Cosmic Microwave Background
The cosmic microwave background radiation was formed when the Universe was only about 300,000 years old, by effect of the decoupling of photons and electrons in the primordial plasma. This radiation has a nearly perfect black-body spectrum, with small anisotropies of order 10^-5 due to the local fluctuations at last scattering. In our group, we use the latest CMB data in conjunction with other cosmological probes, to constrain a wide range of models such as modified gravity theories, dark energy, dark matter, and models of the early universe detectable by their characteristic primordial non-Gaussianity or non-adiabatic initial conditions.

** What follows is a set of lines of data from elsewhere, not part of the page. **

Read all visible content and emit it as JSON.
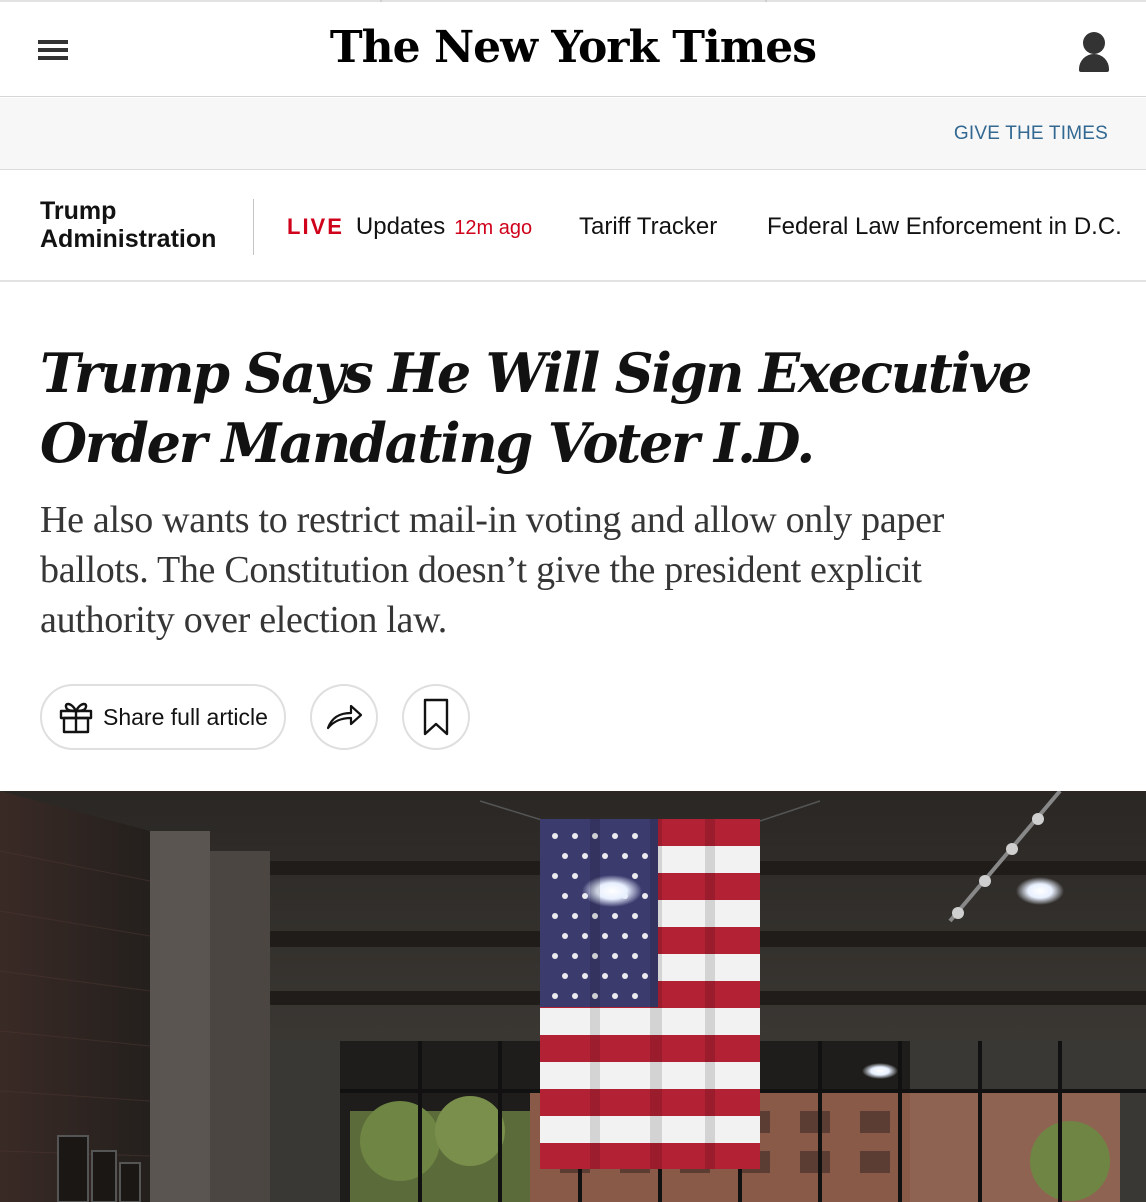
{
  "masthead": {
    "logo": "The New York Times",
    "menu_icon": "hamburger-menu-icon",
    "account_icon": "user-account-icon"
  },
  "give_bar": {
    "link": "GIVE THE TIMES"
  },
  "section_nav": {
    "section_title": "Trump Administration",
    "live_badge": "LIVE",
    "live_label": "Updates",
    "live_time": "12m ago",
    "items": [
      {
        "label": "Tariff Tracker"
      },
      {
        "label": "Federal Law Enforcement in D.C."
      }
    ]
  },
  "article": {
    "headline": "Trump Says He Will Sign Executive Order Mandating Voter I.D.",
    "summary": "He also wants to restrict mail-in voting and allow only paper ballots. The Constitution doesn’t give the president explicit authority over election law.",
    "share_label": "Share full article",
    "share_icon": "gift-icon",
    "forward_icon": "share-arrow-icon",
    "bookmark_icon": "bookmark-icon"
  },
  "colors": {
    "live_red": "#d0021b",
    "link_blue": "#326891",
    "text": "#121212",
    "summary_gray": "#363636"
  }
}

After the production of the CMB, these photons streamed mostly freely across the Universe. A small fraction of them, however, could undergo an energy shift, due to secondary effects at late times. Two of these are particularly interesting to our group: the integrated Sachs-Wolfe (ISW) and the Sunyaev-Zel'dovich (SZ) effects.
Full sky CMB (Credit: NASA/WMAP Science Team)